Comb through the entries for "JSON" and pull out each line that holds it.

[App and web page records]
== == ==

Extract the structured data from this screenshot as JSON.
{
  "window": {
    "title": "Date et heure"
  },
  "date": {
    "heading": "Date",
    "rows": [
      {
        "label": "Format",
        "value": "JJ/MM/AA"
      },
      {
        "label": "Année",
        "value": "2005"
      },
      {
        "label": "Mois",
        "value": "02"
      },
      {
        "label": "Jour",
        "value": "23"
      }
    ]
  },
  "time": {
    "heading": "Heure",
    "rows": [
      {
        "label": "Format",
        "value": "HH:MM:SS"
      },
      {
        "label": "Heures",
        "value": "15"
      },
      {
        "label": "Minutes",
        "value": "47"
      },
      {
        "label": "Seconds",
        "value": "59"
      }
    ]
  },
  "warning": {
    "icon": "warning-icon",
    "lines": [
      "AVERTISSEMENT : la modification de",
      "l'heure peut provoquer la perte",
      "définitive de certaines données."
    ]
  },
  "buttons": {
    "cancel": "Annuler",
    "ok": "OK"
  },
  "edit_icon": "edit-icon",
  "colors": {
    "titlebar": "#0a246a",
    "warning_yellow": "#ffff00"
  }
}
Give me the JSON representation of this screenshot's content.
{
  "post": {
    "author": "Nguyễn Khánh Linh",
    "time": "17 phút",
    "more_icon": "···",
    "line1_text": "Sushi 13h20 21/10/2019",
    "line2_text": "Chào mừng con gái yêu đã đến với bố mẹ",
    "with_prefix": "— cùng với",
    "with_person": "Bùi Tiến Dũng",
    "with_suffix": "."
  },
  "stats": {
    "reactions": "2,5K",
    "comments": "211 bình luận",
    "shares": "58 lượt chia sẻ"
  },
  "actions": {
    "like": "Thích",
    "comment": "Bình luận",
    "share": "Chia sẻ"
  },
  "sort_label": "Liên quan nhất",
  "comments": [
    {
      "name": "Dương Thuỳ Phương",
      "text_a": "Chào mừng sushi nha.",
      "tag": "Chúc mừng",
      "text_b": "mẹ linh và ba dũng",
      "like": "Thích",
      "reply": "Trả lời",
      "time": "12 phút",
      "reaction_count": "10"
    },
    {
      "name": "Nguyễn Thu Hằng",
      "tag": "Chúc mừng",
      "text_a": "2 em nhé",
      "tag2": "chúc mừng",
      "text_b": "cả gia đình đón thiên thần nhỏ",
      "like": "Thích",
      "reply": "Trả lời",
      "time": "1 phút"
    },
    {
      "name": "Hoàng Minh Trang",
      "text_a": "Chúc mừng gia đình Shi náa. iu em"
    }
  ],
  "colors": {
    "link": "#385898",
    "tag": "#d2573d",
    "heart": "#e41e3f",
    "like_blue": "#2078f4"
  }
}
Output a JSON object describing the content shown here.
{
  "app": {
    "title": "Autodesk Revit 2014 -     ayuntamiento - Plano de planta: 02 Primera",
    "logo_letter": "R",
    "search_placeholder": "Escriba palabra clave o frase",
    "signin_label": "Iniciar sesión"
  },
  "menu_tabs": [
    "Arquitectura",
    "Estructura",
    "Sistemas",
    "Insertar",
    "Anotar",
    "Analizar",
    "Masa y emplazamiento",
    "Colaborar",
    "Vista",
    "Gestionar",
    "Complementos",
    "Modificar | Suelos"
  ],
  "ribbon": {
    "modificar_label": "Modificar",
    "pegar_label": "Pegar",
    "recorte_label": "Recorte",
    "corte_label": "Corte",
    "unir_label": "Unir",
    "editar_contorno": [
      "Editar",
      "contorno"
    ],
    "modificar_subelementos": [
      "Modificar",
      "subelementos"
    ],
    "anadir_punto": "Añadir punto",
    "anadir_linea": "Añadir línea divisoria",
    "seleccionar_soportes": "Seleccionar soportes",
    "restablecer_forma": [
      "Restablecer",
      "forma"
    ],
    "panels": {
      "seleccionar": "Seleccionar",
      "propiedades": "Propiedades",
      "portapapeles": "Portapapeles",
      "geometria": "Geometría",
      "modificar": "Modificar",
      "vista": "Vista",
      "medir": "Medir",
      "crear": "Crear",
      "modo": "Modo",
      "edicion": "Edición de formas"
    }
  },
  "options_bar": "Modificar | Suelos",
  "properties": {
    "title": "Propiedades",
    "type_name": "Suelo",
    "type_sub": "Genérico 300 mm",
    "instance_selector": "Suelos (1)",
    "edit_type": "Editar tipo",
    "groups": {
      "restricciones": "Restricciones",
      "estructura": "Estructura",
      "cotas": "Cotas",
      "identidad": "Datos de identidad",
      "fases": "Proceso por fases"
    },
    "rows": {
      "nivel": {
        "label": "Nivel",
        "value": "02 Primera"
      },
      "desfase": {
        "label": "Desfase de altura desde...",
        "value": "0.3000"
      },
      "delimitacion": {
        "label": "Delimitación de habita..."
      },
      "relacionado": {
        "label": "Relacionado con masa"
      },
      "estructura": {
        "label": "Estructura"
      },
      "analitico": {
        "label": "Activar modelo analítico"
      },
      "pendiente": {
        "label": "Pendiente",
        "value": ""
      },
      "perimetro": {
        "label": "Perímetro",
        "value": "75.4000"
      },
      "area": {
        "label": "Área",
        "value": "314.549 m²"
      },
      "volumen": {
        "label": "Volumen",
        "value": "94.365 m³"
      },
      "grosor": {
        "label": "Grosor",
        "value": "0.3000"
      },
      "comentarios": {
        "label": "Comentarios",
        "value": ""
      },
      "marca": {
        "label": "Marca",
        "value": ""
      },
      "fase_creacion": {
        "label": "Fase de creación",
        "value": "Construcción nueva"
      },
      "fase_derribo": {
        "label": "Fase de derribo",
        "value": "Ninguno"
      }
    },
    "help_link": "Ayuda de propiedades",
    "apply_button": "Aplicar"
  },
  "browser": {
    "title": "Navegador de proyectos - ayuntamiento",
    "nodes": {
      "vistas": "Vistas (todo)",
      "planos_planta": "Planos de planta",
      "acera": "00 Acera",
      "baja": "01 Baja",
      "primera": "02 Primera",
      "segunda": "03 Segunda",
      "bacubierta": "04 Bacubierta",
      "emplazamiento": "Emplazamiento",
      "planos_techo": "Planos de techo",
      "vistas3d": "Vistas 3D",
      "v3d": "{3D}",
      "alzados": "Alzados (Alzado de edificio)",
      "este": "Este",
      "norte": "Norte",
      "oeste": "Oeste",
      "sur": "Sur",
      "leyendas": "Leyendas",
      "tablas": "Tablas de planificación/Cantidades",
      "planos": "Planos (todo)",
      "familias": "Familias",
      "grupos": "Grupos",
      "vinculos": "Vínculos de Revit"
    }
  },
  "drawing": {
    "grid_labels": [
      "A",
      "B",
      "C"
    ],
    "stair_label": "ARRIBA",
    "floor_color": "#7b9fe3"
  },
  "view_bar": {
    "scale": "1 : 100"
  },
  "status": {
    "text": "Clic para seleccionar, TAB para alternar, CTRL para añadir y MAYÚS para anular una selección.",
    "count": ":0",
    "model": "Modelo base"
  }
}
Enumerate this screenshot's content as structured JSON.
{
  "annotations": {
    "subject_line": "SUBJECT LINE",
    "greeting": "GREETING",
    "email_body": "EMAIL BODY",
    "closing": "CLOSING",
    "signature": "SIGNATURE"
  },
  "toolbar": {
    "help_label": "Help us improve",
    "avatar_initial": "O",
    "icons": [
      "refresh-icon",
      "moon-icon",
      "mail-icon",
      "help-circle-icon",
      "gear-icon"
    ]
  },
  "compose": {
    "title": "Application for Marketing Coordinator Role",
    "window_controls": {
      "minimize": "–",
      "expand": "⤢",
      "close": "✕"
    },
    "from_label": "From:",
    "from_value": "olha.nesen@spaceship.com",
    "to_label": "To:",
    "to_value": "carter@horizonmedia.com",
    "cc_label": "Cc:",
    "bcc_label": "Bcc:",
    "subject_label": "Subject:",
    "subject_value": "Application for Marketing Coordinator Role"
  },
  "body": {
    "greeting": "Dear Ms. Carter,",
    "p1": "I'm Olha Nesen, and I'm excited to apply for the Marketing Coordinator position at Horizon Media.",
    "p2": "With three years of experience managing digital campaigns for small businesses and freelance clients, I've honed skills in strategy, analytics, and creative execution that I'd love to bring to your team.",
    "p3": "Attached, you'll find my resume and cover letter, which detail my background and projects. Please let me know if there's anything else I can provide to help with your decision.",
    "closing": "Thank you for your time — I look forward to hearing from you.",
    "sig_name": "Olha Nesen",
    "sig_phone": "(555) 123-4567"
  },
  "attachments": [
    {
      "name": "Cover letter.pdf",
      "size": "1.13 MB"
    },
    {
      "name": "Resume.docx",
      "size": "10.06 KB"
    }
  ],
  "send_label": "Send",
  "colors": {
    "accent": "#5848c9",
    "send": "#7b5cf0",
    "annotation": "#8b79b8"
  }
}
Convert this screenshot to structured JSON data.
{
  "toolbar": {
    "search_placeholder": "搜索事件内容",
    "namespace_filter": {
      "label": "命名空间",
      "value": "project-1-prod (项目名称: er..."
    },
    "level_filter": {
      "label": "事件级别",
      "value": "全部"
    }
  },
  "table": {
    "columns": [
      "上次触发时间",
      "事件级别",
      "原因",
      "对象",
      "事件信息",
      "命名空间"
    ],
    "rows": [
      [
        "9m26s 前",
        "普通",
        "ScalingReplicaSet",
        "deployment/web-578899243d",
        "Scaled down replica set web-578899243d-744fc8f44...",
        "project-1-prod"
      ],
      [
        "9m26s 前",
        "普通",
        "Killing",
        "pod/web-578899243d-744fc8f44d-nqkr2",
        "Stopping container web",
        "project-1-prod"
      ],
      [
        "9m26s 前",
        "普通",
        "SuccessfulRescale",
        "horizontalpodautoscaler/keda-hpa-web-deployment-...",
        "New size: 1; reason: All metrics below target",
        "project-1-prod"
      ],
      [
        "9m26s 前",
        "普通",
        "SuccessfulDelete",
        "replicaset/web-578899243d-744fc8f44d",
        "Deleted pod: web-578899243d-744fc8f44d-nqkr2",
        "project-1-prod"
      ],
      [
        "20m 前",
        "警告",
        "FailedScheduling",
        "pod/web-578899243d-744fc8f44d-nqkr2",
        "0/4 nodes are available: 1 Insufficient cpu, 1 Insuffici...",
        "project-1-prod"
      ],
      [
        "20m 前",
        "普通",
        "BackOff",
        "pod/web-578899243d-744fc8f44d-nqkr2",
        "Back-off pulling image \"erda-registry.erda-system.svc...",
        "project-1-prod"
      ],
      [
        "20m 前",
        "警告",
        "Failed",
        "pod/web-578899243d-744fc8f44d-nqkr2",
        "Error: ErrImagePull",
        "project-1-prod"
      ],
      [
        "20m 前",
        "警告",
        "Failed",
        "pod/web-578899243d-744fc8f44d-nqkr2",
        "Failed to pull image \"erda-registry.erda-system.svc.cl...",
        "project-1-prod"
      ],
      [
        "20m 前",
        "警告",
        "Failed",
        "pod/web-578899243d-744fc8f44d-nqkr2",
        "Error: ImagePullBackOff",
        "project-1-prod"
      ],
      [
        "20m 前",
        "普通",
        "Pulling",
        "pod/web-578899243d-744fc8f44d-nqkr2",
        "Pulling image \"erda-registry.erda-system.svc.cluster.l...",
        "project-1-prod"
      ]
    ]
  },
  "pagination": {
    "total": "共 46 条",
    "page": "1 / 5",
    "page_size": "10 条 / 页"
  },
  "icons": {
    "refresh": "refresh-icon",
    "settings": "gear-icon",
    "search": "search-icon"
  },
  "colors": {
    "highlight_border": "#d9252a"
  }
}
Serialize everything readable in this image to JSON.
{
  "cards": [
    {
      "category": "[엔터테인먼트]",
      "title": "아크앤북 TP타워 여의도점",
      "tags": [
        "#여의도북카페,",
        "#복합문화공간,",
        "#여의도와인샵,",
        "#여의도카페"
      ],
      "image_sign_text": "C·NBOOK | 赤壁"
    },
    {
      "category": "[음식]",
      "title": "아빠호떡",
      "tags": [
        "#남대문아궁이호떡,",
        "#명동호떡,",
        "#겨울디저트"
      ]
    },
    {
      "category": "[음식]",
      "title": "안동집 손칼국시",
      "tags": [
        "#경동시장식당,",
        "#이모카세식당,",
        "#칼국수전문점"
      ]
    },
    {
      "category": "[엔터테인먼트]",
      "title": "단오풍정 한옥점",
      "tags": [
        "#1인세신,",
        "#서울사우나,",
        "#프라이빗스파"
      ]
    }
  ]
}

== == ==

Answer section »
Extract the structured data from this screenshot as JSON.
Give me the JSON representation of this screenshot's content.
Output a JSON object describing the content shown here.
Enumerate this screenshot's content as structured JSON.
Convert this screenshot to structured JSON data.
Serialize everything readable in this image to JSON.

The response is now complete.